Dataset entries
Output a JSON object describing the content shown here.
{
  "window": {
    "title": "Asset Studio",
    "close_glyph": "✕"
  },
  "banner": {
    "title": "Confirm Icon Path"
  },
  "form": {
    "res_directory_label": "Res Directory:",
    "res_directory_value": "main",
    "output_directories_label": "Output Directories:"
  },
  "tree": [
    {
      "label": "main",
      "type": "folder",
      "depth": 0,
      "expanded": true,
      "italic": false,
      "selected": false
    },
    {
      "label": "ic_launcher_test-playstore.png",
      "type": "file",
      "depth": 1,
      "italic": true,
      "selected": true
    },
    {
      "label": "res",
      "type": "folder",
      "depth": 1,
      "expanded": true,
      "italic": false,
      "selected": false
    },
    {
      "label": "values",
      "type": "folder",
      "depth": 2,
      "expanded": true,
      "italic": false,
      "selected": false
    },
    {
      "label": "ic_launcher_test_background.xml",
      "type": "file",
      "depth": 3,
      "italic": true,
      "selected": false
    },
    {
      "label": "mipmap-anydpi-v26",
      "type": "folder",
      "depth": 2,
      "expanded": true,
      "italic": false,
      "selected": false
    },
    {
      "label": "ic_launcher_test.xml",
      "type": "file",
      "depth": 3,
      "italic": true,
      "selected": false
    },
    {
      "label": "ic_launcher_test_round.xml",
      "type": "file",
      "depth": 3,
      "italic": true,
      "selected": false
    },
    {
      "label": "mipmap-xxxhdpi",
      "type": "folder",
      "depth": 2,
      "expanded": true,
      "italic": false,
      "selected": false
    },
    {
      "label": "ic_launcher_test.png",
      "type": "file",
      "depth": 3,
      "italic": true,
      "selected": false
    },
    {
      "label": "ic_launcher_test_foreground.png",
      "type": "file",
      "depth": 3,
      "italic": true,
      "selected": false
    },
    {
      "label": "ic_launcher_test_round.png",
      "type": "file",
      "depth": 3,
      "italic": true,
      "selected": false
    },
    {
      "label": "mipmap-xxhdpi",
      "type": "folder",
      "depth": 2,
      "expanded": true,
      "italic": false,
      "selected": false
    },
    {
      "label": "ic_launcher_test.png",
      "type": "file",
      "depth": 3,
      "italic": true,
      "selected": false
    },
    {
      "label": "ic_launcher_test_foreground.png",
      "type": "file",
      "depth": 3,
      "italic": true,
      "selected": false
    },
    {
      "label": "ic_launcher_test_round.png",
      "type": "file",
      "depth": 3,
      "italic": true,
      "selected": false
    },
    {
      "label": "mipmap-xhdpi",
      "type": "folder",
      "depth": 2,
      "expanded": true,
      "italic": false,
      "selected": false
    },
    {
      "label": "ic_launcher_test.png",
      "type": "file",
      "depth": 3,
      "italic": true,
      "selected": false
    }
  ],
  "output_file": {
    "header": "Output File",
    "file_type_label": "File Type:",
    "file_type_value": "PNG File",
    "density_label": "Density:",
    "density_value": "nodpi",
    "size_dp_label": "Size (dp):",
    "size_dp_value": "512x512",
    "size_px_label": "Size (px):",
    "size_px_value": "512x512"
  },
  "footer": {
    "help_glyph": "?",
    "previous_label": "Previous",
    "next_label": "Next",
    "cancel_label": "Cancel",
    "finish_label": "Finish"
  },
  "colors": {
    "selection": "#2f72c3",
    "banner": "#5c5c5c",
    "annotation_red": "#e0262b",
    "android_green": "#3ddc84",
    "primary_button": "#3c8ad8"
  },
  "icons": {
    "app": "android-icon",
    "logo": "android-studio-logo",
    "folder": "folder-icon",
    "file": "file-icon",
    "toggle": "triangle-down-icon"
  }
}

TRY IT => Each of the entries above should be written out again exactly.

RESPONSE TO THE TASK =>
Output a JSON object describing the content shown here.
{
  "window": {
    "title": "Asset Studio",
    "close_glyph": "✕"
  },
  "banner": {
    "title": "Confirm Icon Path"
  },
  "form": {
    "res_directory_label": "Res Directory:",
    "res_directory_value": "main",
    "output_directories_label": "Output Directories:"
  },
  "tree": [
    {
      "label": "main",
      "type": "folder",
      "depth": 0,
      "expanded": true,
      "italic": false,
      "selected": false
    },
    {
      "label": "ic_launcher_test-playstore.png",
      "type": "file",
      "depth": 1,
      "italic": true,
      "selected": true
    },
    {
      "label": "res",
      "type": "folder",
      "depth": 1,
      "expanded": true,
      "italic": false,
      "selected": false
    },
    {
      "label": "values",
      "type": "folder",
      "depth": 2,
      "expanded": true,
      "italic": false,
      "selected": false
    },
    {
      "label": "ic_launcher_test_background.xml",
      "type": "file",
      "depth": 3,
      "italic": true,
      "selected": false
    },
    {
      "label": "mipmap-anydpi-v26",
      "type": "folder",
      "depth": 2,
      "expanded": true,
      "italic": false,
      "selected": false
    },
    {
      "label": "ic_launcher_test.xml",
      "type": "file",
      "depth": 3,
      "italic": true,
      "selected": false
    },
    {
      "label": "ic_launcher_test_round.xml",
      "type": "file",
      "depth": 3,
      "italic": true,
      "selected": false
    },
    {
      "label": "mipmap-xxxhdpi",
      "type": "folder",
      "depth": 2,
      "expanded": true,
      "italic": false,
      "selected": false
    },
    {
      "label": "ic_launcher_test.png",
      "type": "file",
      "depth": 3,
      "italic": true,
      "selected": false
    },
    {
      "label": "ic_launcher_test_foreground.png",
      "type": "file",
      "depth": 3,
      "italic": true,
      "selected": false
    },
    {
      "label": "ic_launcher_test_round.png",
      "type": "file",
      "depth": 3,
      "italic": true,
      "selected": false
    },
    {
      "label": "mipmap-xxhdpi",
      "type": "folder",
      "depth": 2,
      "expanded": true,
      "italic": false,
      "selected": false
    },
    {
      "label": "ic_launcher_test.png",
      "type": "file",
      "depth": 3,
      "italic": true,
      "selected": false
    },
    {
      "label": "ic_launcher_test_foreground.png",
      "type": "file",
      "depth": 3,
      "italic": true,
      "selected": false
    },
    {
      "label": "ic_launcher_test_round.png",
      "type": "file",
      "depth": 3,
      "italic": true,
      "selected": false
    },
    {
      "label": "mipmap-xhdpi",
      "type": "folder",
      "depth": 2,
      "expanded": true,
      "italic": false,
      "selected": false
    },
    {
      "label": "ic_launcher_test.png",
      "type": "file",
      "depth": 3,
      "italic": true,
      "selected": false
    }
  ],
  "output_file": {
    "header": "Output File",
    "file_type_label": "File Type:",
    "file_type_value": "PNG File",
    "density_label": "Density:",
    "density_value": "nodpi",
    "size_dp_label": "Size (dp):",
    "size_dp_value": "512x512",
    "size_px_label": "Size (px):",
    "size_px_value": "512x512"
  },
  "footer": {
    "help_glyph": "?",
    "previous_label": "Previous",
    "next_label": "Next",
    "cancel_label": "Cancel",
    "finish_label": "Finish"
  },
  "colors": {
    "selection": "#2f72c3",
    "banner": "#5c5c5c",
    "annotation_red": "#e0262b",
    "android_green": "#3ddc84",
    "primary_button": "#3c8ad8"
  },
  "icons": {
    "app": "android-icon",
    "logo": "android-studio-logo",
    "folder": "folder-icon",
    "file": "file-icon",
    "toggle": "triangle-down-icon"
  }
}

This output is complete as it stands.